I don’t have a spelt starter because a) I find it tricksy: at any given moment if I turn my back it just jumps up and pours itself all over the counter and the floor. Maybe it’s just me, but I cannot be doing with such an independent creature in the kitchen and b) I find it makes bread that is rather bitter unless I add sugar or honey or some other thing to add sweetness and I don’t necessarily want to do that all the time. Feel free to disagree and let us know.
Sourdough Starters: White Wheat, and Rye.
- Airing Cupboard
- Heated Floor
- Sunny Place
- 50 g Wheat Flour
- 50 g Warm Water
- 25 g Rye Flour
- 50 g Warm Water
General rules for making a sourdough starter

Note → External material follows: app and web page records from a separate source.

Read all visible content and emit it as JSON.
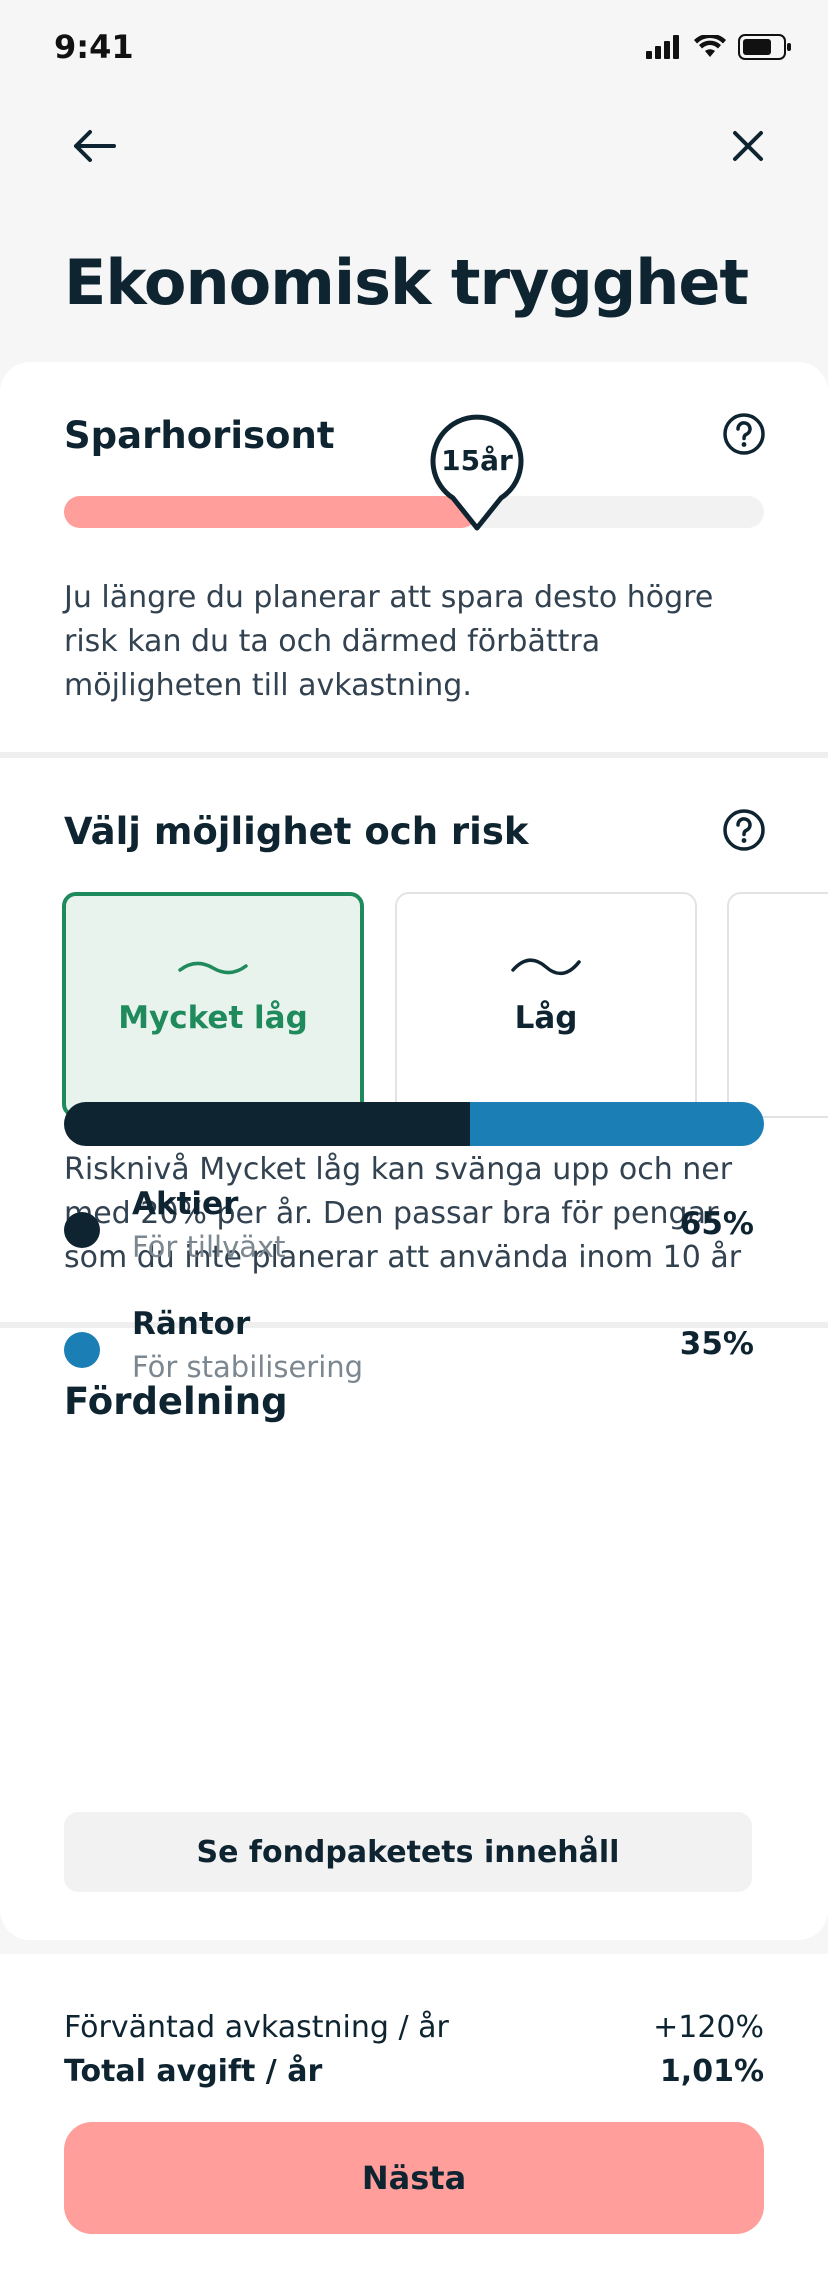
{
  "status_bar": {
    "time": "9:41"
  },
  "header": {
    "title": "Ekonomisk trygghet"
  },
  "savings_horizon": {
    "title": "Sparhorisont",
    "value_label": "15år",
    "level": 0.59,
    "description": "Ju längre du planerar att spara desto högre risk kan du ta och därmed förbättra möjligheten till avkastning."
  },
  "risk": {
    "title": "Välj möjlighet och risk",
    "options": [
      {
        "label": "Mycket låg",
        "selected": true
      },
      {
        "label": "Låg",
        "selected": false
      },
      {
        "label": "",
        "selected": false
      }
    ],
    "description": "Risknivå Mycket låg kan svänga upp och ner med 20% per år. Den passar bra för pengar som du inte planerar att använda inom 10 år"
  },
  "allocation": {
    "title": "Fördelning",
    "items": [
      {
        "name": "Aktier",
        "desc": "För tillväxt",
        "percent_label": "65%",
        "percent": 58,
        "color": "#0f2431"
      },
      {
        "name": "Räntor",
        "desc": "För stabilisering",
        "percent_label": "35%",
        "percent": 42,
        "color": "#1b7fb5"
      }
    ],
    "button_label": "Se fondpaketets innehåll"
  },
  "summary": {
    "expected_return_label": "Förväntad avkastning / år",
    "expected_return_value": "+120%",
    "total_fee_label": "Total avgift / år",
    "total_fee_value": "1,01%"
  },
  "next_button_label": "Nästa",
  "colors": {
    "accent_pink": "#ff9e9a",
    "selected_green": "#1f8a5c",
    "navy": "#0f2431",
    "blue": "#1b7fb5"
  }
}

- Once you have mixed flour and water together (see quantities below) for four days, your starter should be frothy and/or bubbly. If it is not, just tuck it up and leave it for another 24 hours. After that if nothing at all is happening you can add a few grains of yeast to it and leave it for 24 hours but you should not have to do this. If nothing is happening naturally you have been using too much disinfectant and need to let your house get a bit more (normally) dirty!
- To store your starter once it is frothy and bubbly, you put it in the fridge in a plastic container with an air tight lid or a kilner jar (the kind with the rubber sea). Do not use a regular jam jar because it may explode in a dangerous shower of glass shards. You will need a lot of space in your container especially for the first few days – the starter may continue to froth up. The worst that will happen in a kilner jar or a plastic tub is that it will leak through the seal and form a thick pool in your fridge!

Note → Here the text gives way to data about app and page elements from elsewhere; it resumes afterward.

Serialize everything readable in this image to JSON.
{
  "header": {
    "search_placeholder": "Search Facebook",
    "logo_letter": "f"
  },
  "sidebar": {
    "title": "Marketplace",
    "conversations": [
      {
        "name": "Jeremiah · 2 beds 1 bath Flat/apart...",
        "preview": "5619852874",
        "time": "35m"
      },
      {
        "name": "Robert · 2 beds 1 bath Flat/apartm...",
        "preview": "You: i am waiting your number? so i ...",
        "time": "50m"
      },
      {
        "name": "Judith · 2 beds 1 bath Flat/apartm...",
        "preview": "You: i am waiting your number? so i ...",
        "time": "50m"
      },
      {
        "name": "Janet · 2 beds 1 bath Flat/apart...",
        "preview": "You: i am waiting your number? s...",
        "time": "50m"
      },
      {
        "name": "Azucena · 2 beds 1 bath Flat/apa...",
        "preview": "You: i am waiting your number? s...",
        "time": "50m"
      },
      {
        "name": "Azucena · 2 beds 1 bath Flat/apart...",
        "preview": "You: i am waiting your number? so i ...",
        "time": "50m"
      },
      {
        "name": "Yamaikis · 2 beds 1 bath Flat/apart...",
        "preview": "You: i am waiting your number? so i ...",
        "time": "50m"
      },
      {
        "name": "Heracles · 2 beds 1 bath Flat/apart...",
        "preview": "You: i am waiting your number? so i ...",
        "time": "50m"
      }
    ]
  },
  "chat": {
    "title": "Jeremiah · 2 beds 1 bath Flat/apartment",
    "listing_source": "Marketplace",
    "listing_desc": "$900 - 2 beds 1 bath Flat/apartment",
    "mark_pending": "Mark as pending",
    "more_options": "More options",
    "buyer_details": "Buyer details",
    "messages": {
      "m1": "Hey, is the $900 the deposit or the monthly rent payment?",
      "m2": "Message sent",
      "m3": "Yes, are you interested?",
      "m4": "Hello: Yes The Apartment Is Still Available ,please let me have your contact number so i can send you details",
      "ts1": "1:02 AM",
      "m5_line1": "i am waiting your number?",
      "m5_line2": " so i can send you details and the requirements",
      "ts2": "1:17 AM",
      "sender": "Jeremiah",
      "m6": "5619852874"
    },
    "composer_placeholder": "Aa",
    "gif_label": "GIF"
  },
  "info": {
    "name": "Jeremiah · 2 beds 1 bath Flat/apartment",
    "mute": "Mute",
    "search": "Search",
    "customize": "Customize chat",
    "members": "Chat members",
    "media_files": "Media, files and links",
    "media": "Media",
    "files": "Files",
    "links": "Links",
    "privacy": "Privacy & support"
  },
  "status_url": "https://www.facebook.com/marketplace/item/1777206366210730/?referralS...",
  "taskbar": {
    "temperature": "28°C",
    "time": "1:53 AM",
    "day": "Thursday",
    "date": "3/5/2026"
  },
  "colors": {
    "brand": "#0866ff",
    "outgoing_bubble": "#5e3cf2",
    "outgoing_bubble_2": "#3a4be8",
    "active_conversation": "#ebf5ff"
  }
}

- You do not need to feed your starter slavishly every day. I once found some of my 1857 white wheat starter in the back of the fridge that had been there for about 5 years. I refreshed it and made bread. It took a couple of days to refresh and then it was as good as new. Remember, sourdough was used by people who did not have access to commercial yeast – cowboys rolled it up in their bed rolls, pioneering women transported it in the back of covered wagons, families living on the steppes of Russia managed to keep theirs alive in spite of harsh Siberian winters. You can freeze it, you can dry it, you can ignore it – it will always comes back. If it doesn’t, make another one.

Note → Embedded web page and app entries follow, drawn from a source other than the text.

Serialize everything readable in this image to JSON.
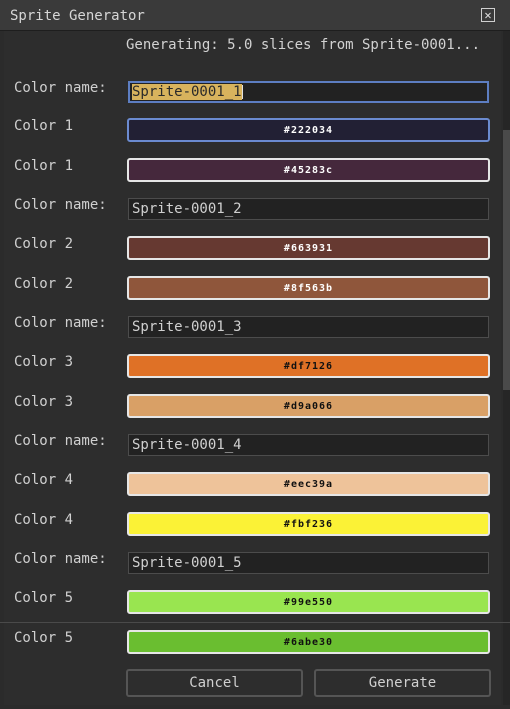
{
  "window": {
    "title": "Sprite Generator"
  },
  "subtitle": "Generating: 5.0 slices from Sprite-0001...",
  "rows": [
    {
      "kind": "name",
      "label": "Color name:",
      "value": "Sprite-0001_1",
      "active": true
    },
    {
      "kind": "color",
      "label": "Color 1",
      "hex": "#222034",
      "text_color": "#ffffff",
      "focused": true
    },
    {
      "kind": "color",
      "label": "Color 1",
      "hex": "#45283c",
      "text_color": "#ffffff"
    },
    {
      "kind": "name",
      "label": "Color name:",
      "value": "Sprite-0001_2"
    },
    {
      "kind": "color",
      "label": "Color 2",
      "hex": "#663931",
      "text_color": "#ffffff"
    },
    {
      "kind": "color",
      "label": "Color 2",
      "hex": "#8f563b",
      "text_color": "#ffffff"
    },
    {
      "kind": "name",
      "label": "Color name:",
      "value": "Sprite-0001_3"
    },
    {
      "kind": "color",
      "label": "Color 3",
      "hex": "#df7126",
      "text_color": "#111111"
    },
    {
      "kind": "color",
      "label": "Color 3",
      "hex": "#d9a066",
      "text_color": "#111111"
    },
    {
      "kind": "name",
      "label": "Color name:",
      "value": "Sprite-0001_4"
    },
    {
      "kind": "color",
      "label": "Color 4",
      "hex": "#eec39a",
      "text_color": "#111111"
    },
    {
      "kind": "color",
      "label": "Color 4",
      "hex": "#fbf236",
      "text_color": "#111111"
    },
    {
      "kind": "name",
      "label": "Color name:",
      "value": "Sprite-0001_5"
    },
    {
      "kind": "color",
      "label": "Color 5",
      "hex": "#99e550",
      "text_color": "#111111"
    },
    {
      "kind": "color",
      "label": "Color 5",
      "hex": "#6abe30",
      "text_color": "#111111"
    }
  ],
  "buttons": {
    "cancel": "Cancel",
    "generate": "Generate"
  },
  "icons": {
    "close": "close-icon"
  }
}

When it comes to using it, you have a choice:
- If you are going to bake every day or every other day you may want to feed your starter every day. That way it is in a permanent state of being “refreshed” and you can usually cut out the step that says “The day before you want to make bread, refresh your sourdough”. To feed your starter every day simply put it in a big container with a lid and put in as much as you took out. Sound odd? Not at all. Your starter will have the consistency of thick cream. When you make bread you take starter out of the pot to make the bread. Add flour and water to the starter – maintaining the thick cream consistency. If you change flours you will have to change quantities because flours are all different. If your starter gets a little thin, add a bit more flour. If it gets a little thick, add more water. Use tepid water if you can – sourdough likes warm water. If you have not fed it in 4-5 days you will need to go through the refreshment cycle again. Just follow the instructions of the recipe you are using.
- Refresh the starter when you need it. If you do this always refresh more than you need so you have some to put back in the fridge for the next time you want to bake. To refresh the dough, follow the recipe instructions as there are lots of ways to refresh dough and different bread calls for different refreshment techniques.
White wheat or whole wheat sourdough starter
- Day 1: Mix 50 g white wheat flour and 50 g warm water together. Cover and put somewhere warm (airing cupboard, on a heated floor, sunny place) for 24 hours.
- Day 2: Add 50 g white wheat flour and 50 g warm water to the Day 1. Mix. Cover and put somewhere warm.
- Day 3: Add 50 g white wheat flour and 50 g warm water to the Day 2. Mix. Cover and put somewhere warm.
- Day 4: Add 50 g white wheat flour and 50 g warm water to the Day 3. Mix. Cover and put somewhere warm. Voila. You have a viable white wheat starter.
Rye sourdough starter
- Day 1: Mix 25 g whole rye flour and 50 g warm water together. Cover and put somewhere warm (airing cupboard, on a heated floor, sunny place) for 24 hours.
- Day 2: Add 25 g whole rye flour and 50 g warm water to the Day 1. Mix. Cover and put somewhere warm.
- Day 3: Add 25 g whole rye flour and 50 g warm waterto the Day 2. Mix. Cover and put somewhere warm.
- Day 4: Add 25 g whole rye flour and 50 g warm water to the Day 3. Mix. Cover and put somewhere warm.
- Voila. You have a viable rye starter. And now you can bake.As a final, final final note, a lot of bread that is called “sourdough” has yeast added to it. That’s fine, it’s still sourdough bread, it is not “pure” sourdough bread. If you are concerned, ask the baker.
- If you would like to take an introduction to sourdough class to really get your head around the topic, do click here to find a trainer.